witches are described in many tracts. It is only by deciding, a priori, that male witches are insignificant that one could treat early modern demonology as sex-specific. Texts When we ‘discovered’ that Heinrich Institoris and Jacob Sprenger referred to witches in both masculine and feminine terms, one of our first questions concerned the relative frequency of the masculine usage. Just

in Male witches in early modern Europe
Open Access (free)
Lara Apps and Andrew Gow

Inquisitors Heinrich Institoris (Kramer, Krämer) and Jacob Sprenger, 6 believed that all witches were female. In Latin, groups containing both males and females conventionally are represented by the masculine plural, even if there are more females than males in the group. The feminine plural implies an absence of males from a group; therefore, the use of the feminine in the title Malleus maleficarum suggests that all witches are

in Male witches in early modern Europe
Open Access (free)
Hans Peter Broedel

man’s relationship with God and with the devil, and about witchcraft and witches, assumptions we shall now examine. Notes 1 For biographical accounts of Institoris and Sprenger, see Peter Segl, “Heinrich Institoris: Persönlichkeit und literarisches Werk,” in Peter Segl, ed., Der Hexenhammer (Cologne: Böhlau Verlag, 1988), 103–26; Joseph Hansen, ed., Quellen und Untersuchungen zur Geschichte des Hexenwahns und der Hexenverfolgung im Mittelalter (reprint, Hildesheim: Georg Olms Verlagsbuchhandlung, 1963), 360–407; Joseph Hansen, Zauberwahn, Inquisition und

in The Malleus Maleficarum and the construction of witchcraft
Open Access (free)
Contested categories
Hans Peter Broedel

survive in Brixen’s episcopal archives; they have been partially edited by Hartmann Ammann, “Der Innsbrucker Hexenprocess von 1485,” Zeitschrift des Ferdinandeums für Tirol und Vorarlberg 34 (1890): 1–87. See also Eric Wilson, “Institoris at Innsbruck: Heinrich Institoris, the Summis Desiderantes and the Brixen Witch-Trial of 1485,” in R.W. Scribner and Trevor Johnson, eds., Popular Religion in Germany and Central Europe, 1400–1800 (New York: St. Martin’s Press, 1996): 87–100. 2 “Pfie dich, du sneder minch, daz dich das fallend übel etc.” Ammann, “Innsbrucker

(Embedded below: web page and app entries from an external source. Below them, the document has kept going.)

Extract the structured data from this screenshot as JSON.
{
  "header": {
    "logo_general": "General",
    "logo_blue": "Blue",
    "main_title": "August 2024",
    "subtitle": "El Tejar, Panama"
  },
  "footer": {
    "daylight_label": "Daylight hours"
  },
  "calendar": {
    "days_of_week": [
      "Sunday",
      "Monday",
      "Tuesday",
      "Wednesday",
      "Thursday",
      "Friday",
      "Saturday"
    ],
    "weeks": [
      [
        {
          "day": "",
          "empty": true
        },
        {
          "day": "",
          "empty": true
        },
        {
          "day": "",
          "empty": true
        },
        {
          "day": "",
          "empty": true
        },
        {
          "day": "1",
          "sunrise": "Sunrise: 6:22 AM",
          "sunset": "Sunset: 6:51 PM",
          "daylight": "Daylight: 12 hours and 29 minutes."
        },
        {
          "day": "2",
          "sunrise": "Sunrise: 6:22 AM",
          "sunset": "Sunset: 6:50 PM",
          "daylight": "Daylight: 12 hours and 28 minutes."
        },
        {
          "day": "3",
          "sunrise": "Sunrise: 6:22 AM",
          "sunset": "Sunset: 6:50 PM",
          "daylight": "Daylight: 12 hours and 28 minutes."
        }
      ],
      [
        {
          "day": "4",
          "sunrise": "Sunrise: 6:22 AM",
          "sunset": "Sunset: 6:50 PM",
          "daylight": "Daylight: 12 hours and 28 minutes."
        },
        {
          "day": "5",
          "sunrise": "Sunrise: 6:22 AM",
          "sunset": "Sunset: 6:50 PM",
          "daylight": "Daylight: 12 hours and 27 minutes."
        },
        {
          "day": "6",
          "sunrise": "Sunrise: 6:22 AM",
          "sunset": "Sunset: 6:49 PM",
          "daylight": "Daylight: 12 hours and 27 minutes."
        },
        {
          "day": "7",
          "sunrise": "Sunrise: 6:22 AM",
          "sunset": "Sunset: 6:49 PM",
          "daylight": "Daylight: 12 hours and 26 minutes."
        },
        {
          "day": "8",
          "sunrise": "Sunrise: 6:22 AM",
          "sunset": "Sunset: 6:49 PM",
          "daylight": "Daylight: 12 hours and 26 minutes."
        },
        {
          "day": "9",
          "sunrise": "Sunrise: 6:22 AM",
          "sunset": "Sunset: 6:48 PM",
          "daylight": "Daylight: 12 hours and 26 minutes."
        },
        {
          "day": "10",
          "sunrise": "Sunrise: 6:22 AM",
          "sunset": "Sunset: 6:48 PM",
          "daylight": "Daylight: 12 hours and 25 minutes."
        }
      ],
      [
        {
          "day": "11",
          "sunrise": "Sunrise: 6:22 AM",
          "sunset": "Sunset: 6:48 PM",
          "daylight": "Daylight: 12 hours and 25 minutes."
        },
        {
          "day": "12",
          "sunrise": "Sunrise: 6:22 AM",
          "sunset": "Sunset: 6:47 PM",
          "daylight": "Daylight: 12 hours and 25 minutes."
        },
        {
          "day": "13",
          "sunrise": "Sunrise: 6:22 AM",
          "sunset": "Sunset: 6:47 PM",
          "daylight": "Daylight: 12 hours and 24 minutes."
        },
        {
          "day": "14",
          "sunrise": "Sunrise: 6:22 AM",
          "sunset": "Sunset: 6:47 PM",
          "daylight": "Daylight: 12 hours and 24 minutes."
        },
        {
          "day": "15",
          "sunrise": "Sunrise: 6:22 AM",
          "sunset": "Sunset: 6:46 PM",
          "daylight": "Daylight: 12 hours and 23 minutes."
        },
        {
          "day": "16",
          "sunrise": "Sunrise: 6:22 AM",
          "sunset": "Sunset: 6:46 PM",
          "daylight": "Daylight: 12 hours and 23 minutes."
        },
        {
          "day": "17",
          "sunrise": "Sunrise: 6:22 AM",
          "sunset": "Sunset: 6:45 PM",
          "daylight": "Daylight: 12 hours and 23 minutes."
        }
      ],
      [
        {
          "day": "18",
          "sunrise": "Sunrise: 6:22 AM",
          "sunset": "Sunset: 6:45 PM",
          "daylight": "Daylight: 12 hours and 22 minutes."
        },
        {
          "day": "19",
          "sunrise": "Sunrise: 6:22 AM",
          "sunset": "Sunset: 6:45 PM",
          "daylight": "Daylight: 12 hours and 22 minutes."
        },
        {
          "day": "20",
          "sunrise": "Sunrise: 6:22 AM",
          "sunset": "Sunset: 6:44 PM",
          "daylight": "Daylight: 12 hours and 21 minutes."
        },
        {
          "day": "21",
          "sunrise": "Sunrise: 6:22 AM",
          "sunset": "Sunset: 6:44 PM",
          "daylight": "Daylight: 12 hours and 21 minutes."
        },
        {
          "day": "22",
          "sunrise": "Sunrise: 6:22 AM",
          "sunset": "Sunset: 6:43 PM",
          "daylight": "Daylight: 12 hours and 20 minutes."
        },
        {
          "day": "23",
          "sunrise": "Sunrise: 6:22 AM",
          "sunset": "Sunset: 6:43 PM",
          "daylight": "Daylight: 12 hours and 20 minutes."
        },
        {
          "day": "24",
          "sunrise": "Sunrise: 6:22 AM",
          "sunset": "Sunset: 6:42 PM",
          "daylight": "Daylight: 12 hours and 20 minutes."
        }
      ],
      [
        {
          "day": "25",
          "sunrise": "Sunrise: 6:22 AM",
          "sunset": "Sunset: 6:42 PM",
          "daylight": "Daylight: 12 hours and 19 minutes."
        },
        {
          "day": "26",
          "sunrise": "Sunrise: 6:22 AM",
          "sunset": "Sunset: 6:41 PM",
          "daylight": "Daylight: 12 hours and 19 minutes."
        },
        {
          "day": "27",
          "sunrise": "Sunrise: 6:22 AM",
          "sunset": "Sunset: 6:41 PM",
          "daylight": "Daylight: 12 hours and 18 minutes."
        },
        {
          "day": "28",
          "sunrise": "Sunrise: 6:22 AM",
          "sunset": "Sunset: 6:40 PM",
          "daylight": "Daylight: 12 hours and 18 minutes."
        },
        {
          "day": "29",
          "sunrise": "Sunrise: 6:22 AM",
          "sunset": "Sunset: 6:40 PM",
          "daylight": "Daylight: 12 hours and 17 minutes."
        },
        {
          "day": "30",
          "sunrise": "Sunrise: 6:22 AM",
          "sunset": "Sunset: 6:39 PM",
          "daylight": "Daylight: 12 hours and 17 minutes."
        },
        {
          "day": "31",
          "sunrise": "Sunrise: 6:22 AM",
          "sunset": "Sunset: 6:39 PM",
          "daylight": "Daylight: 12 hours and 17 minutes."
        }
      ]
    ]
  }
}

in The Malleus Maleficarum and the construction of witchcraft